Data records for software interfaces

"""

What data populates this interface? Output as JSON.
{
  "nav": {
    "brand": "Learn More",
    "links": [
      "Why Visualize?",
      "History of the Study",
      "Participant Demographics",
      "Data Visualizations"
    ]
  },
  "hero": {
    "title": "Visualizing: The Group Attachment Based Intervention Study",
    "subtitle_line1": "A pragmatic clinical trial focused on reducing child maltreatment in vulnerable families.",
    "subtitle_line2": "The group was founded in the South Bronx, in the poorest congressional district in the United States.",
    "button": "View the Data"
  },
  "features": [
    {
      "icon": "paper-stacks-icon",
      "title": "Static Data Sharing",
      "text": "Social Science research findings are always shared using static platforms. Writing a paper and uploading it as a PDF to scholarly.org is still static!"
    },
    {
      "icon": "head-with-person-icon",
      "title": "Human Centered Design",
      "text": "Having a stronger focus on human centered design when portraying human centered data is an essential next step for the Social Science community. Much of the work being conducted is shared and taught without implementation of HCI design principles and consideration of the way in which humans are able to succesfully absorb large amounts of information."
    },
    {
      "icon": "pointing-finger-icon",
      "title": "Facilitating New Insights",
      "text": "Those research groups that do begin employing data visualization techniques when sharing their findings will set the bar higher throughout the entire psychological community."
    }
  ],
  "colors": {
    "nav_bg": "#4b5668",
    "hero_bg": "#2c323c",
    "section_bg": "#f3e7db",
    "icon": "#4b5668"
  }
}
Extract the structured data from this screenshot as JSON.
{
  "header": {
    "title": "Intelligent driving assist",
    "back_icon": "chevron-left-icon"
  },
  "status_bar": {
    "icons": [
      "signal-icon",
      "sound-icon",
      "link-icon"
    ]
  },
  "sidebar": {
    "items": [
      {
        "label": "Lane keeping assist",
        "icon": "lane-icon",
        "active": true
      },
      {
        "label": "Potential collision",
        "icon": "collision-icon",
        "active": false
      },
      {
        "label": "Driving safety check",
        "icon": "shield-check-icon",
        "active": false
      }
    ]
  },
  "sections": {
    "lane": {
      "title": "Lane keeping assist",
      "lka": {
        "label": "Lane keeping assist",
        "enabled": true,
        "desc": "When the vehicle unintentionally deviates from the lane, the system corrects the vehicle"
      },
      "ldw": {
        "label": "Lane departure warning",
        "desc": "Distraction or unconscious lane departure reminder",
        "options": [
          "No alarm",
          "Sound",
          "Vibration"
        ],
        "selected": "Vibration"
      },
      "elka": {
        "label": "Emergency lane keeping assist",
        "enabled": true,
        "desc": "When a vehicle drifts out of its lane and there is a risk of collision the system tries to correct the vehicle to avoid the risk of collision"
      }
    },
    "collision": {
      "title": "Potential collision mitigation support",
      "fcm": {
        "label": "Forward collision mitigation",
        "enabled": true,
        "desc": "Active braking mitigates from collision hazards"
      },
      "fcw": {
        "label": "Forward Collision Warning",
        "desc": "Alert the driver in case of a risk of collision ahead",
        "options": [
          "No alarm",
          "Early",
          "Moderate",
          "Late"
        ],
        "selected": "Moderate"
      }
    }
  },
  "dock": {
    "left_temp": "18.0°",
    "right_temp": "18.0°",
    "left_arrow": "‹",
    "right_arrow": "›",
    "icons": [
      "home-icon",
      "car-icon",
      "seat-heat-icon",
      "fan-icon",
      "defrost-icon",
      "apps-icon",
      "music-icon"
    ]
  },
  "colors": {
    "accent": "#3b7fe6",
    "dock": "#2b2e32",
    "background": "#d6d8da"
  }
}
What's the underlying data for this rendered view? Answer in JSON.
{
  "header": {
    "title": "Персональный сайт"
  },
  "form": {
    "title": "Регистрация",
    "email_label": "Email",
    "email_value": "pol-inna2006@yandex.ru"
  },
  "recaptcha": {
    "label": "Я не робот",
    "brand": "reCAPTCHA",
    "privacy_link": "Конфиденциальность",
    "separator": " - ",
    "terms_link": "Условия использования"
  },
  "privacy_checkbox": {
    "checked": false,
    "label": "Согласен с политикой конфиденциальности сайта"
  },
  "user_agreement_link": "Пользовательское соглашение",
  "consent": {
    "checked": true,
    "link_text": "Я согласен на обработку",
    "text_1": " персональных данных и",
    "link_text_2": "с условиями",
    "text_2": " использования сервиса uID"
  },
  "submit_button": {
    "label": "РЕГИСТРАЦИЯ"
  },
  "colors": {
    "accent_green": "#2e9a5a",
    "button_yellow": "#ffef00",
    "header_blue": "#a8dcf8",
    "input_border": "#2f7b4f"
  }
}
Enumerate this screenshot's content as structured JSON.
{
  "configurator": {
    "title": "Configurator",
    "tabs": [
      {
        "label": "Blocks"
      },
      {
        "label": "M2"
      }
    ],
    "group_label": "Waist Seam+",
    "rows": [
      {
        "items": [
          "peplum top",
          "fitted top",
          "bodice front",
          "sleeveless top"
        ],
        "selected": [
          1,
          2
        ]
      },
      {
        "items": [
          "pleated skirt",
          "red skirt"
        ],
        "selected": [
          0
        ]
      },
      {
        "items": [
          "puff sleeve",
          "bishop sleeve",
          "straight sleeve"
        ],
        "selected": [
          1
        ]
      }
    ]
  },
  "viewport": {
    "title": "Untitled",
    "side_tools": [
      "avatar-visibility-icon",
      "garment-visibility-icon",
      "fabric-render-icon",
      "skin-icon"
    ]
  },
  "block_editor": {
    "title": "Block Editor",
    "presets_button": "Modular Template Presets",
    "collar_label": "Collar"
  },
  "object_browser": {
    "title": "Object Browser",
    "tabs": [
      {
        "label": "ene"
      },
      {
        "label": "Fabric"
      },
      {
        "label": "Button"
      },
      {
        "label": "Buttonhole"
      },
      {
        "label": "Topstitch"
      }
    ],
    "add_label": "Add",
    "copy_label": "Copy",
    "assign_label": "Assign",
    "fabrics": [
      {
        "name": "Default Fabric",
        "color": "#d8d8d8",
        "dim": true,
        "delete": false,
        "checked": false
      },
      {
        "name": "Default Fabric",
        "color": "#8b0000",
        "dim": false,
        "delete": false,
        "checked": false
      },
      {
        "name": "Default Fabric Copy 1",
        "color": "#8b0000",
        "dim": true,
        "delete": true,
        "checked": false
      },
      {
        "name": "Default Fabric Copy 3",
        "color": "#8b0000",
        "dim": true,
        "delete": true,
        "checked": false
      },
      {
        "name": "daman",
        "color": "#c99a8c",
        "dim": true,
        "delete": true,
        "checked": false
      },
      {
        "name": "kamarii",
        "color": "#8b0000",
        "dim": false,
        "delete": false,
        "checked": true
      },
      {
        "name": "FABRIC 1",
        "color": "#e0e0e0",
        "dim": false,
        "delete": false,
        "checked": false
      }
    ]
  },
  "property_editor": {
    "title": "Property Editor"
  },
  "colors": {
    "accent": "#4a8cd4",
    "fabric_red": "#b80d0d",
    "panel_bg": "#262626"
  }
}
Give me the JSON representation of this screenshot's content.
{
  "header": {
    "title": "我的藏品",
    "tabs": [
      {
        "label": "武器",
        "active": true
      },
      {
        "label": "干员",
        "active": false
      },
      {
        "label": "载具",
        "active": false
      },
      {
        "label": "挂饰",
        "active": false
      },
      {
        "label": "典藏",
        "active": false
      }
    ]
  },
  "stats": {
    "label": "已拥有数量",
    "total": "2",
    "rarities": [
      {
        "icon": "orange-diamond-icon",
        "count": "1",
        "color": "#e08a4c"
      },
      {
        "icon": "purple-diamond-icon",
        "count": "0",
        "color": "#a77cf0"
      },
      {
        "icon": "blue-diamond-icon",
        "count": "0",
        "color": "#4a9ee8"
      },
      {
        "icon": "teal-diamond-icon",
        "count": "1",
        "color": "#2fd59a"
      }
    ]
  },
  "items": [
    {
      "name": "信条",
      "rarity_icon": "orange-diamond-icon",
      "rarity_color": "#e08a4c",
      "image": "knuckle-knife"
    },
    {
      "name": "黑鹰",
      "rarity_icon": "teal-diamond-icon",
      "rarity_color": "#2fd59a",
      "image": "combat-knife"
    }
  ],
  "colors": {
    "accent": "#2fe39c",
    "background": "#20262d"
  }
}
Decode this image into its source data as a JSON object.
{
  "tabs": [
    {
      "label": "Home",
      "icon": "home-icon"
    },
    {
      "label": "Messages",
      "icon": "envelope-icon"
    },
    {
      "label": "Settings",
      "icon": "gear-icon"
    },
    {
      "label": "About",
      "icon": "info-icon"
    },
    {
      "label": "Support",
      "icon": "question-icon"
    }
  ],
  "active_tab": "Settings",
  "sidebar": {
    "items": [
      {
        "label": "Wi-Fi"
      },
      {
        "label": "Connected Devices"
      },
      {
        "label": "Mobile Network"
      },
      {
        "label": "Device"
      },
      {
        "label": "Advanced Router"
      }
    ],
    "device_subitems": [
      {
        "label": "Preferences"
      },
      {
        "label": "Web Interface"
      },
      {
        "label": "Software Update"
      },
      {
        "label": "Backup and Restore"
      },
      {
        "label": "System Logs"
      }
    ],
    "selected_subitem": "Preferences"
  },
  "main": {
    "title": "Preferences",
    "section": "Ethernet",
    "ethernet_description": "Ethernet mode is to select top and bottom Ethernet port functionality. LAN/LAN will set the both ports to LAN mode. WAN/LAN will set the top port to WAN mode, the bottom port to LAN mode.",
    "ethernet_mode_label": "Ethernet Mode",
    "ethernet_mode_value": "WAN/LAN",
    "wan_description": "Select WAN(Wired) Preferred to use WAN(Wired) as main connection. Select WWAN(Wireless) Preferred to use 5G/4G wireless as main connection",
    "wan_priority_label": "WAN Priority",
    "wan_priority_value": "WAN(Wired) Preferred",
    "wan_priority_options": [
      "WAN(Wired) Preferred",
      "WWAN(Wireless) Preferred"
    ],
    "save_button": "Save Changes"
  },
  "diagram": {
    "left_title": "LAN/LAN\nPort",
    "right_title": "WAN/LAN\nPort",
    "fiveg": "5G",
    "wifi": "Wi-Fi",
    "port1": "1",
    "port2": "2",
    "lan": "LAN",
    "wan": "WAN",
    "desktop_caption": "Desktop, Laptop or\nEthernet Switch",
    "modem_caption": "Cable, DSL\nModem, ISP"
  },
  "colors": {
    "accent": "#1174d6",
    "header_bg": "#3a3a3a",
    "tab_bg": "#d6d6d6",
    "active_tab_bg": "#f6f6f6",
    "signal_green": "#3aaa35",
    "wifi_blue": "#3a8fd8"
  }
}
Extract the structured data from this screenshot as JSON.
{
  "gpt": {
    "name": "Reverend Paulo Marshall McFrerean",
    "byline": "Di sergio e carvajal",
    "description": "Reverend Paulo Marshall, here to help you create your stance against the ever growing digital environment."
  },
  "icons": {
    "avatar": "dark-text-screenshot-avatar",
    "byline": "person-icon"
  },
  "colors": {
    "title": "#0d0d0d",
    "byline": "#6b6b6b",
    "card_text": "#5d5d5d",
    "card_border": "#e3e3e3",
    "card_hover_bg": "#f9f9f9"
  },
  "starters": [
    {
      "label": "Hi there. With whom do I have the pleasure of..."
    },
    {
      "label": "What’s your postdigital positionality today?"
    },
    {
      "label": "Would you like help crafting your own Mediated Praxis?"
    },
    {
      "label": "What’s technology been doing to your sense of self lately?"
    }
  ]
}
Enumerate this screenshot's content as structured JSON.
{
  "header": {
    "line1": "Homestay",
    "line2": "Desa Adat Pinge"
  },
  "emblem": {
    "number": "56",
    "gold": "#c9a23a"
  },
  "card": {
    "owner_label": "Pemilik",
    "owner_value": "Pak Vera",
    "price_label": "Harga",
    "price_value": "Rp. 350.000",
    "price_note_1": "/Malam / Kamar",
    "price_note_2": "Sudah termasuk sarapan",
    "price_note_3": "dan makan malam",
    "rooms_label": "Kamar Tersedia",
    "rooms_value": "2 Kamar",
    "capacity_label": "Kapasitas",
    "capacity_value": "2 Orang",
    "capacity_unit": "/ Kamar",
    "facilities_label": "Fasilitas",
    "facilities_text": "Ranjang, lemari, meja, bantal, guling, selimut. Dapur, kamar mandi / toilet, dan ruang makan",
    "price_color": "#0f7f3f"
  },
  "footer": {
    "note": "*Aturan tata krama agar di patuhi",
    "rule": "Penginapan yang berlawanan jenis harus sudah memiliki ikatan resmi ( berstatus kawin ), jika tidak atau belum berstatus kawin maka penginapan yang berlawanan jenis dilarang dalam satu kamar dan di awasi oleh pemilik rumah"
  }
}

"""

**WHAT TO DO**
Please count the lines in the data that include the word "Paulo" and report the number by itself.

**RESULT**
2